> AVAILABLE RECORDS
+ + + + +

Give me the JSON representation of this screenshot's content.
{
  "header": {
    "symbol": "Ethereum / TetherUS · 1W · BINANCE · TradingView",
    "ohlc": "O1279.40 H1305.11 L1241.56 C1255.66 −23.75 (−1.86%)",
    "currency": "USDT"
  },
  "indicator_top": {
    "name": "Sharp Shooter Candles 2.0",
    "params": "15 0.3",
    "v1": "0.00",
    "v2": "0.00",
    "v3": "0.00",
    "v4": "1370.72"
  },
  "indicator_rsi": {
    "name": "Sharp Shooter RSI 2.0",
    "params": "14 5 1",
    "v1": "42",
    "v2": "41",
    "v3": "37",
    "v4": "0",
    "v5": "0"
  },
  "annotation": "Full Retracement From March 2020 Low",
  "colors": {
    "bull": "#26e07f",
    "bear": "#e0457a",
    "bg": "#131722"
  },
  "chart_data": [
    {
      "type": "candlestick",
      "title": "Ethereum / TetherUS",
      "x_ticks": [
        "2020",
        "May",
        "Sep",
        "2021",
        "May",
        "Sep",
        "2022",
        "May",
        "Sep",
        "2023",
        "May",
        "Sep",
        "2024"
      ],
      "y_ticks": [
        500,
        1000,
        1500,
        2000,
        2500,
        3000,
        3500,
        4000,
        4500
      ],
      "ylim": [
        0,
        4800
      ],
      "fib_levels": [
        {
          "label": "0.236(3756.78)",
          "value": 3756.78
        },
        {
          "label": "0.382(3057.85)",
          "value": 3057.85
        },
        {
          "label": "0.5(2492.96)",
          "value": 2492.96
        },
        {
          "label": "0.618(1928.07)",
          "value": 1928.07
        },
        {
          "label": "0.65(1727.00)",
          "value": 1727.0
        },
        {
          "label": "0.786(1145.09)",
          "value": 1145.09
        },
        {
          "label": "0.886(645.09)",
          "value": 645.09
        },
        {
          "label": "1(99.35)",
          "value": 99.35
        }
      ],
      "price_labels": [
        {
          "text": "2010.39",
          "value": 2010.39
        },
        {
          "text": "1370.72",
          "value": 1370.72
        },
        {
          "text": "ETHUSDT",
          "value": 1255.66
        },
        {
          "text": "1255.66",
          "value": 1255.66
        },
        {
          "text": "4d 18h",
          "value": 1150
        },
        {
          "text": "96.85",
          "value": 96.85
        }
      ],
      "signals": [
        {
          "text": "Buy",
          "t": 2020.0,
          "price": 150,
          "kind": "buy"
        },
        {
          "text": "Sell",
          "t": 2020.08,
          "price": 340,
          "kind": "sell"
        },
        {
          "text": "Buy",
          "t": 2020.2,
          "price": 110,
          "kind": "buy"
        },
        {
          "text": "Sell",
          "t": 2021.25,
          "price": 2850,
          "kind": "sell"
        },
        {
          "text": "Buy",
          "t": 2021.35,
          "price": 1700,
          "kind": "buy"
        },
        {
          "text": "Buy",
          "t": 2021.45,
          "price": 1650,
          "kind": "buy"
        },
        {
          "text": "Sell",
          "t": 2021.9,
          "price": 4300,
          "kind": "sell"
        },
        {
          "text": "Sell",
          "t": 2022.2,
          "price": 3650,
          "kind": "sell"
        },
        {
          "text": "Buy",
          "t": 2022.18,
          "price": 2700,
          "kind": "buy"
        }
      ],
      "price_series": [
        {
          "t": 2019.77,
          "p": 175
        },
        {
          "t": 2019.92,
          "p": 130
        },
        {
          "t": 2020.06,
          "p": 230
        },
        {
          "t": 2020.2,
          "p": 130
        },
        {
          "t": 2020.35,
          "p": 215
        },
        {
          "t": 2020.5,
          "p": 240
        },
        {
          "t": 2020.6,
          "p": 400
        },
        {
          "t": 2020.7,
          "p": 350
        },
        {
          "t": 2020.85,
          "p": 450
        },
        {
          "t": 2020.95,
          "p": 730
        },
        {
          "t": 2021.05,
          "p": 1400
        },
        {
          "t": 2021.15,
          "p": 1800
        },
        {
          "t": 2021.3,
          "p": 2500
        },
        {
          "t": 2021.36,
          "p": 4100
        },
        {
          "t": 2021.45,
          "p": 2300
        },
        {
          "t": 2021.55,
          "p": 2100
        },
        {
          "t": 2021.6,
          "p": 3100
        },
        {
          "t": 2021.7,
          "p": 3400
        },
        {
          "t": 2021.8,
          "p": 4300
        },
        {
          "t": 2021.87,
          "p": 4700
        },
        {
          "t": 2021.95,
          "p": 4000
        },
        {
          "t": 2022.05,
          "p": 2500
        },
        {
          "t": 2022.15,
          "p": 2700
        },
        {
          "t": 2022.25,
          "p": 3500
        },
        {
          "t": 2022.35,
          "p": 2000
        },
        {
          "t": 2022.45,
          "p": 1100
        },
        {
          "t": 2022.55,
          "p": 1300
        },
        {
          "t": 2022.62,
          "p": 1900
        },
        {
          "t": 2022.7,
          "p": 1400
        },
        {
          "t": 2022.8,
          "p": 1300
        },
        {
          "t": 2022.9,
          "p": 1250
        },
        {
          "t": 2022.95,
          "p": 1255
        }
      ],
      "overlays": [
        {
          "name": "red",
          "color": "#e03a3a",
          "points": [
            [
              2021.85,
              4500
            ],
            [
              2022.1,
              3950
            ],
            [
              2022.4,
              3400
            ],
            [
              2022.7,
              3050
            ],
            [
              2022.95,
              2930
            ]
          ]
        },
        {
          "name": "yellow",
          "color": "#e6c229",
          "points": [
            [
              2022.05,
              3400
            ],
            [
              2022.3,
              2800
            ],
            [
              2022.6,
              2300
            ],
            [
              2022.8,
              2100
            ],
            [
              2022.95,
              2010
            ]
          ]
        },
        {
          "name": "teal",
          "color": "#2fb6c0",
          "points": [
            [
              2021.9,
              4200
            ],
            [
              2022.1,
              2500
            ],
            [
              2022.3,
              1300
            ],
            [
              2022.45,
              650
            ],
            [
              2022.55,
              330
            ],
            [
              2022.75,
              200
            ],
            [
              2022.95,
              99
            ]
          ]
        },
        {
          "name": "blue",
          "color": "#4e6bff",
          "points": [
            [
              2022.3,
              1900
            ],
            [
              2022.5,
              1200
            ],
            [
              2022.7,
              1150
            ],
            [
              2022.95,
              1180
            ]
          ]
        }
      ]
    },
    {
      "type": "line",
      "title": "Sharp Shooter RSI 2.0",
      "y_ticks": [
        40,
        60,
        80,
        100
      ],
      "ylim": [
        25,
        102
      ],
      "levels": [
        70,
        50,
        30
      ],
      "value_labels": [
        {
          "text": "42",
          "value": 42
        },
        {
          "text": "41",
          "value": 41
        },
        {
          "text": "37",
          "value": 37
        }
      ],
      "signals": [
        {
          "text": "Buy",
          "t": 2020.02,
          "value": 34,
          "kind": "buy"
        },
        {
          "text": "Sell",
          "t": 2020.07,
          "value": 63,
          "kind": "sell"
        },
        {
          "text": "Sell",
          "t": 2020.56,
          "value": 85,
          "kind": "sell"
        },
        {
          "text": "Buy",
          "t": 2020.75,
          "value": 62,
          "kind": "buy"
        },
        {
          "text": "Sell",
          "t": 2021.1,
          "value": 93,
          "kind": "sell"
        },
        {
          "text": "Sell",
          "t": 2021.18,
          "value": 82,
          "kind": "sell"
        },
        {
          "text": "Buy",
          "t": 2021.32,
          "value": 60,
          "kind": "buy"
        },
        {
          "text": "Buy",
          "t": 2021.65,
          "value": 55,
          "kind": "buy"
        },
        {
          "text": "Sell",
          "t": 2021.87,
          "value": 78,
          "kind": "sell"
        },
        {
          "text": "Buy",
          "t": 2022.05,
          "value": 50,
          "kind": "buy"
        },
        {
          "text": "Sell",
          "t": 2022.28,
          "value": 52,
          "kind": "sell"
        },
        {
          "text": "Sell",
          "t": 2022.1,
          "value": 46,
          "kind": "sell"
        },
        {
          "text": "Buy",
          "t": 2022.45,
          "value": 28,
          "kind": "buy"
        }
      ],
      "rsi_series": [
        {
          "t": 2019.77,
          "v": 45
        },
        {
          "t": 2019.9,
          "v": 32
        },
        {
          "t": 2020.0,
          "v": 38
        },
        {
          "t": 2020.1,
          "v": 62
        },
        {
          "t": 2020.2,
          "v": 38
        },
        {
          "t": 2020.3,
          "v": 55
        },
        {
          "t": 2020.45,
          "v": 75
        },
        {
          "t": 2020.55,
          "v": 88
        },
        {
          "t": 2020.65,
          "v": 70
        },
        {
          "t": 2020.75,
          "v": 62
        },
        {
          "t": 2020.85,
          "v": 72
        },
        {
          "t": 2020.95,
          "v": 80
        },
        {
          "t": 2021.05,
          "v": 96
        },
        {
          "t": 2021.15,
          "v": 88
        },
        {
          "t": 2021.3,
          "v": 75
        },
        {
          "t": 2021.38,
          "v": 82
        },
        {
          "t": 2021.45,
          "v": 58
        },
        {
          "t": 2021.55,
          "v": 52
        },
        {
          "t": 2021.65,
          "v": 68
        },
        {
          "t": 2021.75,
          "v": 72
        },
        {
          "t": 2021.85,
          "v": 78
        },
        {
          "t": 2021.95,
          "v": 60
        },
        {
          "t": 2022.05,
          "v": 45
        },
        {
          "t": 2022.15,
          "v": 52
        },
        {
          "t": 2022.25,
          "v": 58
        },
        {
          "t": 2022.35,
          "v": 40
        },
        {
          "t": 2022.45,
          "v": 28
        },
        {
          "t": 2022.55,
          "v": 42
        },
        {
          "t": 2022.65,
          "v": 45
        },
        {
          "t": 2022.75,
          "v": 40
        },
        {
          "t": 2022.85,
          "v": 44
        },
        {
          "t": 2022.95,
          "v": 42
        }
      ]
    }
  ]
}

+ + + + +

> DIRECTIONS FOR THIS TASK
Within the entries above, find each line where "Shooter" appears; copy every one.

> ANSWER SPACE
    "name": "Sharp Shooter Candles 2.0",
    "name": "Sharp Shooter RSI 2.0",
      "title": "Sharp Shooter RSI 2.0",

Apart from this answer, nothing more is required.